**Brief**: From the first line to the last, restate the material word for word, omitting pictures.

**Extracted material**:
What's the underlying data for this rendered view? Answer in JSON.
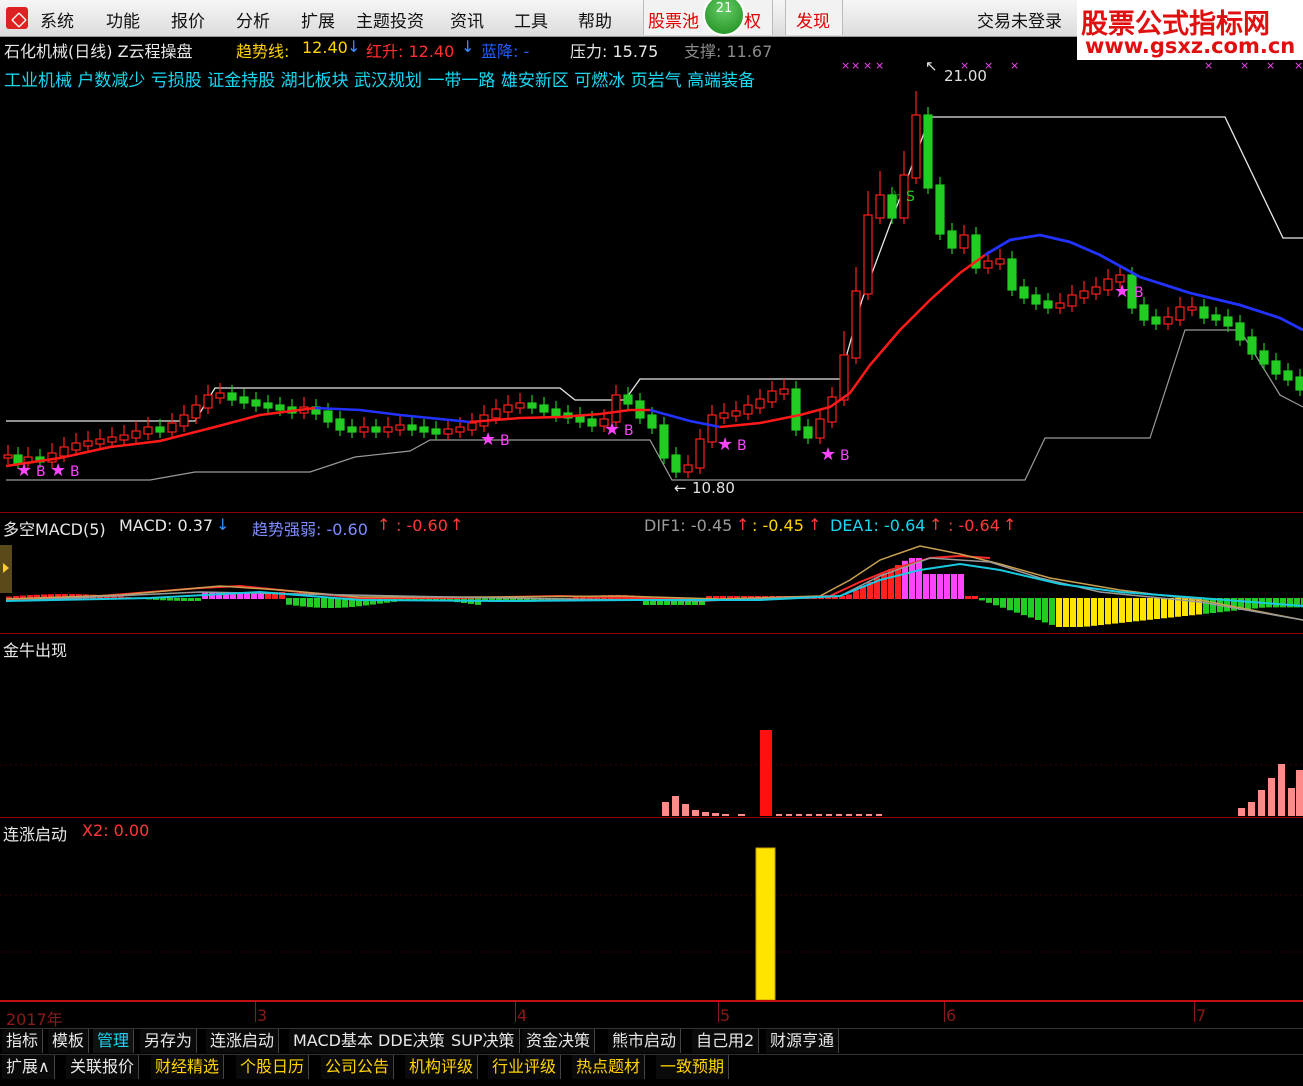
{
  "menu": {
    "items": [
      "系统",
      "功能",
      "报价",
      "分析",
      "扩展",
      "主题投资",
      "资讯",
      "工具",
      "帮助"
    ],
    "stock_pool": "股票池",
    "stock_pool_badge": "21",
    "stock_pool_tail": "权",
    "discover": "发现",
    "login_status": "交易未登录"
  },
  "watermark": {
    "title": "股票公式指标网",
    "url": "www.gsxz.com.cn"
  },
  "main_chart": {
    "stock_title": "石化机械(日线) Z云程操盘",
    "trend_label": "趋势线:",
    "trend_value": "12.40",
    "red_rise": "红升: 12.40",
    "blue_fall": "蓝降: -",
    "pressure": "压力: 15.75",
    "support": "支撑: 11.67",
    "concepts": [
      "工业机械",
      "户数减少",
      "亏损股",
      "证金持股",
      "湖北板块",
      "武汉规划",
      "一带一路",
      "雄安新区",
      "可燃冰",
      "页岩气",
      "高端装备"
    ],
    "high_label": "21.00",
    "low_label": "10.80",
    "buy_marker": "B",
    "sell_marker": "S",
    "colors": {
      "up": "#ff2020",
      "down": "#22cc22",
      "trend_up": "#ff2020",
      "trend_down": "#2222ff",
      "pressure": "#ffffff",
      "support": "#999999",
      "marker": "#ff44ff"
    }
  },
  "macd_panel": {
    "title": "多空MACD(5)",
    "macd": "MACD: 0.37",
    "trend_strength": "趋势强弱: -0.60",
    "trend_strength2": ": -0.60",
    "dif": "DIF1: -0.45",
    "dif2": ": -0.45",
    "dea": "DEA1: -0.64",
    "dea2": ": -0.64"
  },
  "golden_bull_panel": {
    "title": "金牛出现"
  },
  "rally_panel": {
    "title": "连涨启动",
    "x2": "X2: 0.00"
  },
  "time_axis": {
    "labels": [
      "2017年",
      "3",
      "4",
      "5",
      "6",
      "7"
    ]
  },
  "tabs_row1": [
    "指标",
    "模板",
    "管理",
    "另存为",
    "连涨启动",
    "MACD基本",
    "DDE决策",
    "SUP决策",
    "资金决策",
    "熊市启动",
    "自己用2",
    "财源亨通"
  ],
  "tabs_row2": [
    "扩展∧",
    "关联报价",
    "财经精选",
    "个股日历",
    "公司公告",
    "机构评级",
    "行业评级",
    "热点题材",
    "一致预期"
  ]
}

**Written reply**:
What's the underlying data for this rendered view? Answer in JSON.
{
  "menu": {
    "items": [
      "系统",
      "功能",
      "报价",
      "分析",
      "扩展",
      "主题投资",
      "资讯",
      "工具",
      "帮助"
    ],
    "stock_pool": "股票池",
    "stock_pool_badge": "21",
    "stock_pool_tail": "权",
    "discover": "发现",
    "login_status": "交易未登录"
  },
  "watermark": {
    "title": "股票公式指标网",
    "url": "www.gsxz.com.cn"
  },
  "main_chart": {
    "stock_title": "石化机械(日线) Z云程操盘",
    "trend_label": "趋势线:",
    "trend_value": "12.40",
    "red_rise": "红升: 12.40",
    "blue_fall": "蓝降: -",
    "pressure": "压力: 15.75",
    "support": "支撑: 11.67",
    "concepts": [
      "工业机械",
      "户数减少",
      "亏损股",
      "证金持股",
      "湖北板块",
      "武汉规划",
      "一带一路",
      "雄安新区",
      "可燃冰",
      "页岩气",
      "高端装备"
    ],
    "high_label": "21.00",
    "low_label": "10.80",
    "buy_marker": "B",
    "sell_marker": "S",
    "colors": {
      "up": "#ff2020",
      "down": "#22cc22",
      "trend_up": "#ff2020",
      "trend_down": "#2222ff",
      "pressure": "#ffffff",
      "support": "#999999",
      "marker": "#ff44ff"
    }
  },
  "macd_panel": {
    "title": "多空MACD(5)",
    "macd": "MACD: 0.37",
    "trend_strength": "趋势强弱: -0.60",
    "trend_strength2": ": -0.60",
    "dif": "DIF1: -0.45",
    "dif2": ": -0.45",
    "dea": "DEA1: -0.64",
    "dea2": ": -0.64"
  },
  "golden_bull_panel": {
    "title": "金牛出现"
  },
  "rally_panel": {
    "title": "连涨启动",
    "x2": "X2: 0.00"
  },
  "time_axis": {
    "labels": [
      "2017年",
      "3",
      "4",
      "5",
      "6",
      "7"
    ]
  },
  "tabs_row1": [
    "指标",
    "模板",
    "管理",
    "另存为",
    "连涨启动",
    "MACD基本",
    "DDE决策",
    "SUP决策",
    "资金决策",
    "熊市启动",
    "自己用2",
    "财源亨通"
  ],
  "tabs_row2": [
    "扩展∧",
    "关联报价",
    "财经精选",
    "个股日历",
    "公司公告",
    "机构评级",
    "行业评级",
    "热点题材",
    "一致预期"
  ]
}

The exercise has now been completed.